Alaska has a window of opportunity to prevent the worst effects of the coronavirus pandemic from being realized here. But that window is closing fast. The state’s geographic isolation — and a measure of good luck — have contributed to the fact that so far, there are only a few dozen positive COVID-19 cases here and, as yet, no hospitalizations. But that’s likely to change in a hurry. Before the disease begins spreading rapidly beyond our control, Alaskans must do what we can to slow its transmission. And our government must, too.
It’s time for Gov. Dunleavy to issue a statewide shelter-in-place order and a ban on unessential travel.
Doctors have been calling for these measures since late last week, and for good reason. The experience of other states and countries that COVID-19 hit hard sooner has given us some valuable lessons. It has taught us that we must do whatever we can do to limit the movement of people; this will slow transmission, flatten the curve of new cases and keep hospitals from becoming overwhelmed by cases. There’s no question that our situation will progress to the level that a shelter-in-place order will be necessary. To maximize its effectiveness, we should do so now.

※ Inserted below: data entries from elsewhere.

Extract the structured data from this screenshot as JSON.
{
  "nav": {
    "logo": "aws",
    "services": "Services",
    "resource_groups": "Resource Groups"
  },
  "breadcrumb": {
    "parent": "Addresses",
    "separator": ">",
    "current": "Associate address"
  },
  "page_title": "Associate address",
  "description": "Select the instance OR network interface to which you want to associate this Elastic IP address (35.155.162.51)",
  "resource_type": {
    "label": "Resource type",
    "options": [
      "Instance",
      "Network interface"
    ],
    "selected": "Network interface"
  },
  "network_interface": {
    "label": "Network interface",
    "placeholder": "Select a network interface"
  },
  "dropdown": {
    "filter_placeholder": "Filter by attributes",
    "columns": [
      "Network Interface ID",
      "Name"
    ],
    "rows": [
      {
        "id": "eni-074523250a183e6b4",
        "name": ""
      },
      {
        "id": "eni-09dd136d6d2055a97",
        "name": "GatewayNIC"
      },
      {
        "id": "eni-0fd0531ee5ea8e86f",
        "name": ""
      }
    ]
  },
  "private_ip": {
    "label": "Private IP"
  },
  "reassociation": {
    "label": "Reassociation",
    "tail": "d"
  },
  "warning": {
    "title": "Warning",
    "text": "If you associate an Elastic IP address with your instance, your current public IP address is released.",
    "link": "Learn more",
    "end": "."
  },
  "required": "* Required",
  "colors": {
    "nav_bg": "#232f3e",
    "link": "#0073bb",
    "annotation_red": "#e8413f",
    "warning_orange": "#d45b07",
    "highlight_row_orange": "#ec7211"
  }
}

Adopting those measures early, coupled with extensive testing and contact tracing, has helped keep South Korea’s case count and death toll low. There, the mortality rate for COVID-19 has been about 1% of total cases.
In Italy, on the other hand, the government didn’t act swiftly enough. Residents disregarded conflicting messages about whether socializing was permitted, and the government’s lockdown on affected areas went into effect too late to halt the virus’s exponential growth. The result? Thousands of new COVID-19 cases every day, as well as hundreds of deaths, as the sick overwhelmed the Italian hospital system. The lack of intensive care unit and ventilator capacity to deal with the most extreme cases has resulted in a substantially higher death rate in Italy. And people who have serious medical problems unrelated to the coronavirus are facing delays in care that are raising the death toll further. New U.S. COVID-19 cases are now fast outpacing Italy. If we don’t take action now, it will be too late.
Here’s the good news: Alaska still has a shot to have its COVID-19 case curve look more like South Korea’s than Italy’s. If Gov. Dunleavy issues a shelter-in-place order and we abide by it, going out in public only for essential travel (weekly grocery trips, exercise at a safe distance from others, etc.), it will shut down the coronavirus’ ability to hop from person to person. Every business and government agency able to let its employees work from home or exercise sick leave should do so. That goes for state employees and for schools, too.
As it stands, the guidance given to Alaskans has been a patchwork, and it’s no surprise that some residents are left unsure about whether they should go to work, or under what circumstances it’s safe to interact with other people. Travel orders and “hunker down” instructions are in place in some municipalities, but not others. The governor’s two-week mandatory quarantine period for arriving travelers is a good step, but to be effective, measures need to be clear, strict, universal and easily understood by all Alaskans. The shelter-in-place order must apply to all of the state, no exceptions.
There’s no question that the economic costs associated with sheltering in place will be immense. But the consequences of trying to return to business as usual would almost certainly be worse: Hospitals’ ability to treat patients effectively would collapse under the weight of new cases, thousands of Alaskans — depending on transmission rates, potentially tens of thousands — would die, and industries would be crippled by massive quantities of employees out sick for weeks to months at a time. It’s not hard to look at South Korea and Italy’s response to the pandemic, as well as the resulting economic and social effects, and realize which is the better path.
On Monday evening, Chief Medical Officer Dr. Anne Zink referenced “The Lord of the Rings” when she said, “All we have to decide is what to do with the time that is given.” She’s right. We’ve been given the gift of a little time, but it’s vanishing fast. We must make the most of it.
For the good of Alaska, Gov. Dunleavy must issue a shelter-in-place order and a travel ban. And for the good of ourselves, our family members and our neighbors, we Alaskans must abide by it. Our lives depend on it.